Stepping into professional life is all about learning and goal-setting
I am on a team of four designers, three of whom are architects. I report to my mentor, who is a senior interior designer, daily, and every week I report to my project manager who is an architect. Since my firm is made up of a few dozen employees, the studio is organized into two large teams made up of different roles, that then break out into different smaller teams based on the needs of a project. Getting to work with people who have different backgrounds than me has been a wonderful learning opportunity.
My first week was all about feeling out the company, the structure, the people, and its leadership. I spent time getting acquainted with the way the firm operates and started familiarizing myself with the scope of the work. I was pulled on a couple of projects, met a ton of people, and had my first client meeting. I attended quite a few lunch-and-learns and set up a time with my manager to go over my short-term and long-term career goals.
During my second week, I dove a bit deeper into everything. With the first two projects I worked on, I got to work directly with the partners of the firm. Getting to collaborate frequently with leadership is a unique opportunity to have as a young designer and makes you feel more comfortable with collaborating, talking, and presenting in front of others—especially with people who are in senior roles.
Peña accepting her 2019 IIDA Student of the Year Award Photo by: Jordan Fuller
Detail, specify, notate, and repeat
In my third week, I dove even deeper into the projects I was assigned, utilizing Revit quite a bit. I attended an on-site Revit training session and learned new tricks from my mentor to “work smarter, not harder,” which I enjoyed. For the most part, I felt like school had prepared me for the “real world,” but of course real-world projects are more comprehensive than school projects. I realized that school projects left room for things to get swept under the rug, but especially working for an architecture firm, I’ve learned you can’t leave things up for interpretation. Detail, specify, notate, and repeat!
By my fourth week, I felt that I was getting the hang of things, even though I still felt very new. I began to understand what my role was, and what everybody else’s was too.

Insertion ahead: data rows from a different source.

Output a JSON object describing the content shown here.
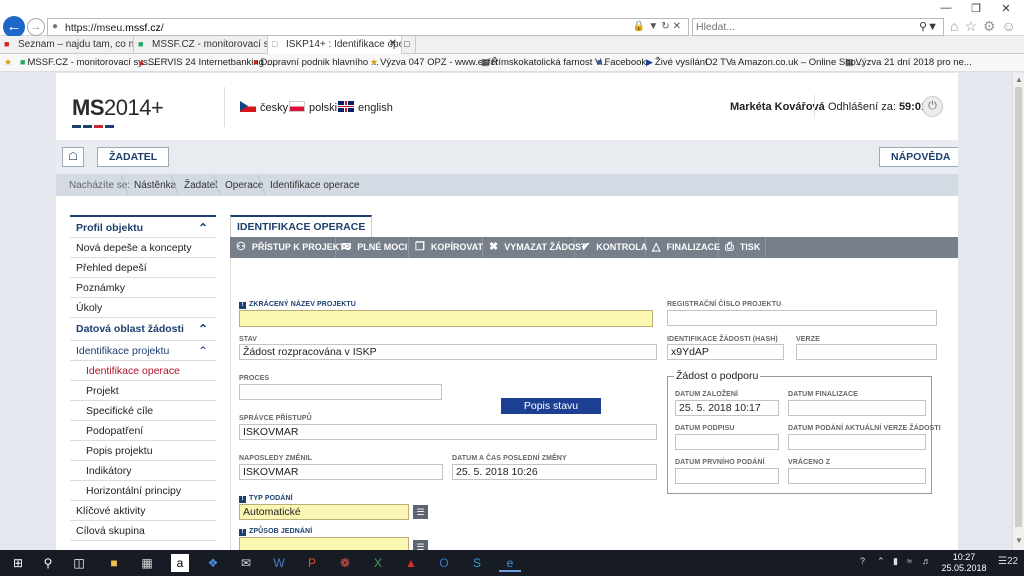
{
  "browser": {
    "url_prefix": "https://mseu.",
    "url_domain": "mssf.cz",
    "url_suffix": "/",
    "search_placeholder": "Hledat...",
    "tabs": [
      {
        "label": "Seznam – najdu tam, co neznám"
      },
      {
        "label": "MSSF.CZ - monitorovací syste..."
      },
      {
        "label": "ISKP14+ : Identifikace oper"
      }
    ],
    "favorites": [
      {
        "label": "MSSF.CZ - monitorovací sys..."
      },
      {
        "label": "SERVIS 24 Internetbanking ..."
      },
      {
        "label": "Dopravní podnik hlavního ..."
      },
      {
        "label": "Výzva 047 OPZ - www.esfcr"
      },
      {
        "label": "Římskokatolická farnost V..."
      },
      {
        "label": "Facebook"
      },
      {
        "label": "Živé vysílání"
      },
      {
        "label": "O2 TV"
      },
      {
        "label": "Amazon.co.uk – Online Sho..."
      },
      {
        "label": "Výzva 21 dní 2018 pro ne..."
      }
    ]
  },
  "header": {
    "logo_prefix": "MS",
    "logo_suffix": "2014+",
    "languages": [
      "česky",
      "polski",
      "english"
    ],
    "user": "Markéta Kovářová",
    "logout_label": "Odhlášení za:",
    "logout_time": "59:01"
  },
  "toolbar": {
    "zadatel": "ŽADATEL",
    "napoveda": "NÁPOVĚDA"
  },
  "breadcrumb": {
    "label": "Nacházíte se:",
    "items": [
      "Nástěnka",
      "Žadatel",
      "Operace",
      "Identifikace operace"
    ]
  },
  "sidebar": {
    "profil": "Profil objektu",
    "items1": [
      "Nová depeše a koncepty",
      "Přehled depeší",
      "Poznámky",
      "Úkoly"
    ],
    "datova": "Datová oblast žádosti",
    "identifikace_projektu": "Identifikace projektu",
    "sub": [
      "Identifikace operace",
      "Projekt",
      "Specifické cíle",
      "Podopatření",
      "Popis projektu",
      "Indikátory",
      "Horizontální principy"
    ],
    "items2": [
      "Klíčové aktivity",
      "Cílová skupina"
    ]
  },
  "content": {
    "tab": "IDENTIFIKACE OPERACE",
    "actions": [
      "PŘÍSTUP K PROJEKTU",
      "PLNÉ MOCI",
      "KOPÍROVAT",
      "VYMAZAT ŽÁDOST",
      "KONTROLA",
      "FINALIZACE",
      "TISK"
    ]
  },
  "form": {
    "zkraceny_nazev": {
      "label": "ZKRÁCENÝ NÁZEV PROJEKTU",
      "value": ""
    },
    "registracni_cislo": {
      "label": "REGISTRAČNÍ ČÍSLO PROJEKTU",
      "value": ""
    },
    "stav": {
      "label": "STAV",
      "value": "Žádost rozpracována v ISKP"
    },
    "hash": {
      "label": "IDENTIFIKACE ŽÁDOSTI (HASH)",
      "value": "x9YdAP"
    },
    "verze": {
      "label": "VERZE",
      "value": ""
    },
    "proces": {
      "label": "PROCES",
      "value": ""
    },
    "popis_stavu": "Popis stavu",
    "spravce": {
      "label": "SPRÁVCE PŘÍSTUPŮ",
      "value": "ISKOVMAR"
    },
    "naposledy": {
      "label": "NAPOSLEDY ZMĚNIL",
      "value": "ISKOVMAR"
    },
    "datum_zmeny": {
      "label": "DATUM A ČAS POSLEDNÍ ZMĚNY",
      "value": "25. 5. 2018 10:26"
    },
    "typ_podani": {
      "label": "TYP PODÁNÍ",
      "value": "Automatické"
    },
    "zpusob": {
      "label": "ZPŮSOB JEDNÁNÍ",
      "value": ""
    },
    "zadost_legend": "Žádost o podporu",
    "datum_zalozeni": {
      "label": "DATUM ZALOŽENÍ",
      "value": "25. 5. 2018 10:17"
    },
    "datum_finalizace": {
      "label": "DATUM FINALIZACE",
      "value": ""
    },
    "datum_podpisu": {
      "label": "DATUM PODPISU",
      "value": ""
    },
    "datum_podani_akt": {
      "label": "DATUM PODÁNÍ AKTUÁLNÍ VERZE ŽÁDOSTI",
      "value": ""
    },
    "datum_prvniho": {
      "label": "DATUM PRVNÍHO PODÁNÍ",
      "value": ""
    },
    "vraceno": {
      "label": "VRÁCENO Z",
      "value": ""
    }
  },
  "taskbar": {
    "time": "10:27",
    "date": "25.05.2018",
    "notifications": "22"
  },
  "colors": {
    "primary": "#1c3f6e",
    "active_link": "#b1132a",
    "required_field": "#fcf6b3",
    "action_bar": "#777f8a"
  }
}
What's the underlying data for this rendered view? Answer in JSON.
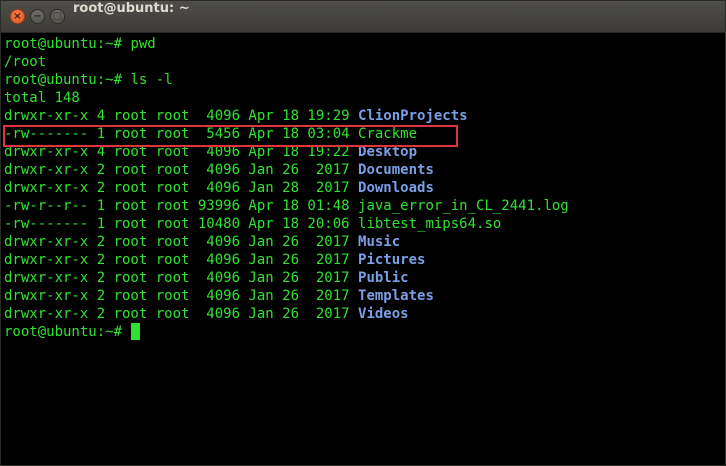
{
  "window": {
    "title": "root@ubuntu: ~",
    "buttons": {
      "close": "×",
      "minimize": "−",
      "maximize": "□"
    }
  },
  "terminal": {
    "prompt": "root@ubuntu:~#",
    "cmd1": "pwd",
    "out1": "/root",
    "cmd2": "ls -l",
    "total": "total 148",
    "entries": [
      {
        "meta": "drwxr-xr-x 4 root root  4096 Apr 18 19:29",
        "name": "ClionProjects"
      },
      {
        "meta": "-rw------- 1 root root  5456 Apr 18 03:04",
        "name": "Crackme"
      },
      {
        "meta": "drwxr-xr-x 4 root root  4096 Apr 18 19:22",
        "name": "Desktop"
      },
      {
        "meta": "drwxr-xr-x 2 root root  4096 Jan 26  2017",
        "name": "Documents"
      },
      {
        "meta": "drwxr-xr-x 2 root root  4096 Jan 28  2017",
        "name": "Downloads"
      },
      {
        "meta": "-rw-r--r-- 1 root root 93996 Apr 18 01:48",
        "name": "java_error_in_CL_2441.log"
      },
      {
        "meta": "-rw------- 1 root root 10480 Apr 18 20:06",
        "name": "libtest_mips64.so"
      },
      {
        "meta": "drwxr-xr-x 2 root root  4096 Jan 26  2017",
        "name": "Music"
      },
      {
        "meta": "drwxr-xr-x 2 root root  4096 Jan 26  2017",
        "name": "Pictures"
      },
      {
        "meta": "drwxr-xr-x 2 root root  4096 Jan 26  2017",
        "name": "Public"
      },
      {
        "meta": "drwxr-xr-x 2 root root  4096 Jan 26  2017",
        "name": "Templates"
      },
      {
        "meta": "drwxr-xr-x 2 root root  4096 Jan 26  2017",
        "name": "Videos"
      }
    ]
  },
  "colors": {
    "terminal_text": "#31e131",
    "directory_name": "#7a9fe6",
    "background": "#000000",
    "highlight_box": "#e0333c",
    "titlebar": "#3c3b37"
  }
}
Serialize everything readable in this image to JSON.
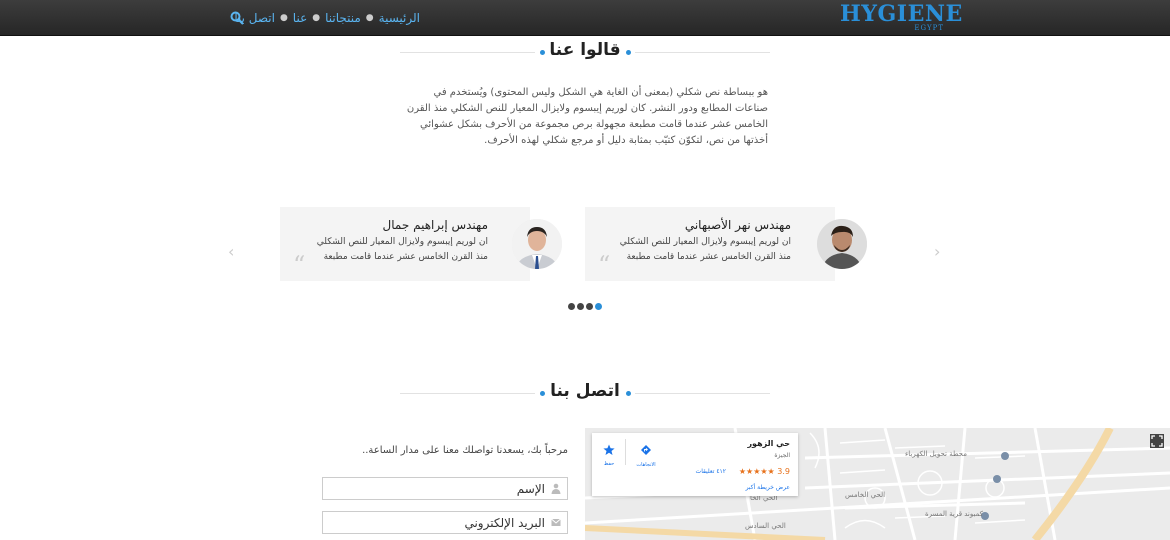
{
  "brand": {
    "name": "HYGIENE",
    "sub": "EGYPT",
    "color": "#2a8fd8"
  },
  "nav": {
    "items": [
      {
        "label": "الرئيسية"
      },
      {
        "label": "منتجاتنا"
      },
      {
        "label": "عنا"
      },
      {
        "label": "اتصل بنا"
      }
    ],
    "search_icon": "search-icon"
  },
  "testimonials_section": {
    "title": "قالوا عنا",
    "intro": "هو ببساطة نص شكلي (بمعنى أن الغاية هي الشكل وليس المحتوى) ويُستخدم في صناعات المطابع ودور النشر. كان لوريم إيبسوم ولايزال المعيار للنص الشكلي منذ القرن الخامس عشر عندما قامت مطبعة مجهولة برص مجموعة من الأحرف بشكل عشوائي أخذتها من نص، لتكوّن كتيّب بمثابة دليل أو مرجع شكلي لهذه الأحرف.",
    "cards": [
      {
        "name": "مهندس نهر الأصبهاني",
        "text": "ان لوريم إيبسوم ولايزال المعيار للنص الشكلي منذ القرن الخامس عشر عندما قامت مطبعة"
      },
      {
        "name": "مهندس إبراهيم جمال",
        "text": "ان لوريم إيبسوم ولايزال المعيار للنص الشكلي منذ القرن الخامس عشر عندما قامت مطبعة"
      }
    ],
    "prev_arrow": "‹",
    "next_arrow": "›",
    "quote_mark": "“"
  },
  "contact_section": {
    "title": "اتصل بنا",
    "message": "مرحباً بك، يسعدنا تواصلك معنا على مدار الساعة..",
    "name_field": "الإسم",
    "email_field": "البريد الإلكتروني"
  },
  "map": {
    "place_name": "حي الزهور",
    "region": "الجيزة",
    "rating": "3.9 ★★★★★",
    "reviews": "٤١٢ تعليقات",
    "larger_map": "عرض خريطة أكبر",
    "directions": "الاتجاهات",
    "save": "حفظ",
    "labels": {
      "l1": "محطة تحويل الكهرباء",
      "l2": "الحي الخامس",
      "l3": "الحي السادس",
      "l4": "كمبوند قرية المسرة",
      "l5": "الحي الخا"
    }
  }
}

During this first month, I used a lot of trash paper; sketched concepts; took on a lot of “redlines”; pulled finishes; called on reps; created many renderings utilizing Revit, Enscape, and Photoshop; and created presentations to help communicate my design to clients.
IIDA student programs provide growth opportunities during and after school
If you’ve ever heard the phrase “drinking out of a fire hydrant,” that’s essentially what my first month was like. My advice to future designers is to spend your first month absorbing all that you can—be a sponge. Ask a lot of questions, listen, be patient with yourself, and find a person you can confide in as you navigate this new terrain whether it’s a friend, co-worker, or mentor. Write down your goals and keep them visible so you can refer to them as a reminder of where you want to be, and what steps you are taking to get there.
Involve yourself with IIDA while in school (and after!), because it provides you with community and opportunity once you’re out of school. Join this year’s IIDA Student Mentoring Program! You could gain a mentor that can help guide you through landing your first job and act as a valuable connection to the professional design community.